**Work instructions:** Would you set down the data that follows, word for word, without any pictures?
════
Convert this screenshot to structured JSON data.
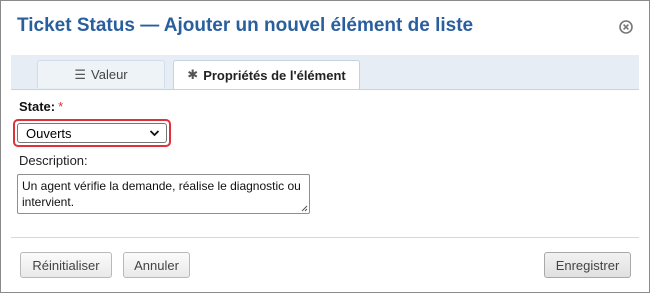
{
  "dialog": {
    "title": "Ticket Status — Ajouter un nouvel élément de liste",
    "close_icon": "close-circle-icon"
  },
  "tabs": [
    {
      "label": "Valeur",
      "icon": "menu-lines-icon",
      "active": false
    },
    {
      "label": "Propriétés de l'élément",
      "icon": "asterisk-icon",
      "active": true
    }
  ],
  "form": {
    "state_label": "State:",
    "required_marker": "*",
    "state_value": "Ouverts",
    "description_label": "Description:",
    "description_value": "Un agent vérifie la demande, réalise le diagnostic ou intervient."
  },
  "buttons": {
    "reset": "Réinitialiser",
    "cancel": "Annuler",
    "save": "Enregistrer"
  },
  "colors": {
    "title": "#2a5f9e",
    "error_border": "#e0313b",
    "required": "#dd3333"
  }
}
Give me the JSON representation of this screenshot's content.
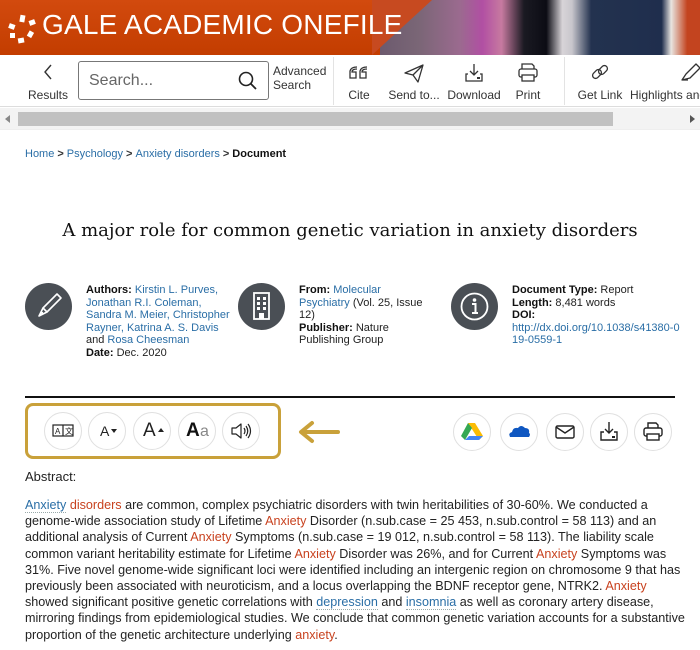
{
  "header": {
    "brand": "GALE ACADEMIC ONEFILE",
    "brand_color": "#c43d00"
  },
  "toolbar": {
    "results_label": "Results",
    "search_placeholder": "Search...",
    "advanced_search_line1": "Advanced",
    "advanced_search_line2": "Search",
    "items": [
      {
        "label": "Cite",
        "icon": "quote-icon"
      },
      {
        "label": "Send to...",
        "icon": "paper-plane-icon"
      },
      {
        "label": "Download",
        "icon": "download-icon"
      },
      {
        "label": "Print",
        "icon": "printer-icon"
      },
      {
        "label": "Get Link",
        "icon": "link-icon"
      },
      {
        "label": "Highlights and",
        "icon": "highlighter-icon"
      }
    ]
  },
  "breadcrumb": {
    "items": [
      "Home",
      "Psychology",
      "Anxiety disorders"
    ],
    "current": "Document",
    "separator": ">"
  },
  "document": {
    "title": "A major role for common genetic variation in anxiety disorders",
    "authors_label": "Authors:",
    "authors_linked": "Kirstin L. Purves, Jonathan R.I. Coleman, Sandra M. Meier, Christopher Rayner, Katrina A. S. Davis",
    "authors_and": "and",
    "authors_last": "Rosa Cheesman",
    "date_label": "Date:",
    "date": "Dec. 2020",
    "from_label": "From:",
    "from_journal": "Molecular Psychiatry",
    "from_issue": "(Vol. 25, Issue 12)",
    "publisher_label": "Publisher:",
    "publisher": "Nature Publishing Group",
    "doctype_label": "Document Type:",
    "doctype": "Report",
    "length_label": "Length:",
    "length": "8,481 words",
    "doi_label": "DOI:",
    "doi": "http://dx.doi.org/10.1038/s41380-019-0559-1"
  },
  "reader_tools": [
    {
      "name": "translate",
      "icon": "translate-icon"
    },
    {
      "name": "decrease-font",
      "icon": "font-decrease-icon",
      "glyph": "A"
    },
    {
      "name": "increase-font",
      "icon": "font-increase-icon",
      "glyph": "A"
    },
    {
      "name": "font-style",
      "icon": "font-style-icon",
      "glyph_bold": "A",
      "glyph_light": "a"
    },
    {
      "name": "listen",
      "icon": "speaker-icon"
    }
  ],
  "share_tools": [
    {
      "name": "google-drive",
      "icon": "google-drive-icon"
    },
    {
      "name": "onedrive",
      "icon": "onedrive-icon"
    },
    {
      "name": "email",
      "icon": "envelope-icon"
    },
    {
      "name": "download",
      "icon": "download-icon"
    },
    {
      "name": "print",
      "icon": "printer-icon"
    }
  ],
  "highlight_color": "#c9a13a",
  "abstract": {
    "label": "Abstract:",
    "segments": [
      {
        "t": "Anxiety",
        "k": "lk"
      },
      {
        "t": " ",
        "k": ""
      },
      {
        "t": "disorders",
        "k": "hl"
      },
      {
        "t": " are common, complex psychiatric disorders with twin heritabilities of 30-60%. We conducted a genome-wide association study of Lifetime ",
        "k": ""
      },
      {
        "t": "Anxiety",
        "k": "hl"
      },
      {
        "t": " Disorder (n.sub.case = 25 453, n.sub.control = 58 113) and an additional analysis of Current ",
        "k": ""
      },
      {
        "t": "Anxiety",
        "k": "hl"
      },
      {
        "t": " Symptoms (n.sub.case = 19 012, n.sub.control = 58 113). The liability scale common variant heritability estimate for Lifetime ",
        "k": ""
      },
      {
        "t": "Anxiety",
        "k": "hl"
      },
      {
        "t": " Disorder was 26%, and for Current ",
        "k": ""
      },
      {
        "t": "Anxiety",
        "k": "hl"
      },
      {
        "t": " Symptoms was 31%. Five novel genome-wide significant loci were identified including an intergenic region on chromosome 9 that has previously been associated with neuroticism, and a locus overlapping the BDNF receptor gene, NTRK2. ",
        "k": ""
      },
      {
        "t": "Anxiety",
        "k": "hl"
      },
      {
        "t": " showed significant positive genetic correlations with ",
        "k": ""
      },
      {
        "t": "depression",
        "k": "lk"
      },
      {
        "t": " and ",
        "k": ""
      },
      {
        "t": "insomnia",
        "k": "lk"
      },
      {
        "t": " as well as coronary artery disease, mirroring findings from epidemiological studies. We conclude that common genetic variation accounts for a substantive proportion of the genetic architecture underlying ",
        "k": ""
      },
      {
        "t": "anxiety",
        "k": "hl"
      },
      {
        "t": ".",
        "k": ""
      }
    ]
  }
}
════
**Task response:**
Convert this screenshot to structured JSON data.
{
  "dialog": {
    "title": "Ticket Status — Ajouter un nouvel élément de liste",
    "close_icon": "close-circle-icon"
  },
  "tabs": [
    {
      "label": "Valeur",
      "icon": "menu-lines-icon",
      "active": false
    },
    {
      "label": "Propriétés de l'élément",
      "icon": "asterisk-icon",
      "active": true
    }
  ],
  "form": {
    "state_label": "State:",
    "required_marker": "*",
    "state_value": "Ouverts",
    "description_label": "Description:",
    "description_value": "Un agent vérifie la demande, réalise le diagnostic ou intervient."
  },
  "buttons": {
    "reset": "Réinitialiser",
    "cancel": "Annuler",
    "save": "Enregistrer"
  },
  "colors": {
    "title": "#2a5f9e",
    "error_border": "#e0313b",
    "required": "#dd3333"
  }
}
Give me the JSON representation of this screenshot's content.
{
  "header": {
    "brand": "GALE ACADEMIC ONEFILE",
    "brand_color": "#c43d00"
  },
  "toolbar": {
    "results_label": "Results",
    "search_placeholder": "Search...",
    "advanced_search_line1": "Advanced",
    "advanced_search_line2": "Search",
    "items": [
      {
        "label": "Cite",
        "icon": "quote-icon"
      },
      {
        "label": "Send to...",
        "icon": "paper-plane-icon"
      },
      {
        "label": "Download",
        "icon": "download-icon"
      },
      {
        "label": "Print",
        "icon": "printer-icon"
      },
      {
        "label": "Get Link",
        "icon": "link-icon"
      },
      {
        "label": "Highlights and",
        "icon": "highlighter-icon"
      }
    ]
  },
  "breadcrumb": {
    "items": [
      "Home",
      "Psychology",
      "Anxiety disorders"
    ],
    "current": "Document",
    "separator": ">"
  },
  "document": {
    "title": "A major role for common genetic variation in anxiety disorders",
    "authors_label": "Authors:",
    "authors_linked": "Kirstin L. Purves, Jonathan R.I. Coleman, Sandra M. Meier, Christopher Rayner, Katrina A. S. Davis",
    "authors_and": "and",
    "authors_last": "Rosa Cheesman",
    "date_label": "Date:",
    "date": "Dec. 2020",
    "from_label": "From:",
    "from_journal": "Molecular Psychiatry",
    "from_issue": "(Vol. 25, Issue 12)",
    "publisher_label": "Publisher:",
    "publisher": "Nature Publishing Group",
    "doctype_label": "Document Type:",
    "doctype": "Report",
    "length_label": "Length:",
    "length": "8,481 words",
    "doi_label": "DOI:",
    "doi": "http://dx.doi.org/10.1038/s41380-019-0559-1"
  },
  "reader_tools": [
    {
      "name": "translate",
      "icon": "translate-icon"
    },
    {
      "name": "decrease-font",
      "icon": "font-decrease-icon",
      "glyph": "A"
    },
    {
      "name": "increase-font",
      "icon": "font-increase-icon",
      "glyph": "A"
    },
    {
      "name": "font-style",
      "icon": "font-style-icon",
      "glyph_bold": "A",
      "glyph_light": "a"
    },
    {
      "name": "listen",
      "icon": "speaker-icon"
    }
  ],
  "share_tools": [
    {
      "name": "google-drive",
      "icon": "google-drive-icon"
    },
    {
      "name": "onedrive",
      "icon": "onedrive-icon"
    },
    {
      "name": "email",
      "icon": "envelope-icon"
    },
    {
      "name": "download",
      "icon": "download-icon"
    },
    {
      "name": "print",
      "icon": "printer-icon"
    }
  ],
  "highlight_color": "#c9a13a",
  "abstract": {
    "label": "Abstract:",
    "segments": [
      {
        "t": "Anxiety",
        "k": "lk"
      },
      {
        "t": " ",
        "k": ""
      },
      {
        "t": "disorders",
        "k": "hl"
      },
      {
        "t": " are common, complex psychiatric disorders with twin heritabilities of 30-60%. We conducted a genome-wide association study of Lifetime ",
        "k": ""
      },
      {
        "t": "Anxiety",
        "k": "hl"
      },
      {
        "t": " Disorder (n.sub.case = 25 453, n.sub.control = 58 113) and an additional analysis of Current ",
        "k": ""
      },
      {
        "t": "Anxiety",
        "k": "hl"
      },
      {
        "t": " Symptoms (n.sub.case = 19 012, n.sub.control = 58 113). The liability scale common variant heritability estimate for Lifetime ",
        "k": ""
      },
      {
        "t": "Anxiety",
        "k": "hl"
      },
      {
        "t": " Disorder was 26%, and for Current ",
        "k": ""
      },
      {
        "t": "Anxiety",
        "k": "hl"
      },
      {
        "t": " Symptoms was 31%. Five novel genome-wide significant loci were identified including an intergenic region on chromosome 9 that has previously been associated with neuroticism, and a locus overlapping the BDNF receptor gene, NTRK2. ",
        "k": ""
      },
      {
        "t": "Anxiety",
        "k": "hl"
      },
      {
        "t": " showed significant positive genetic correlations with ",
        "k": ""
      },
      {
        "t": "depression",
        "k": "lk"
      },
      {
        "t": " and ",
        "k": ""
      },
      {
        "t": "insomnia",
        "k": "lk"
      },
      {
        "t": " as well as coronary artery disease, mirroring findings from epidemiological studies. We conclude that common genetic variation accounts for a substantive proportion of the genetic architecture underlying ",
        "k": ""
      },
      {
        "t": "anxiety",
        "k": "hl"
      },
      {
        "t": ".",
        "k": ""
      }
    ]
  }
}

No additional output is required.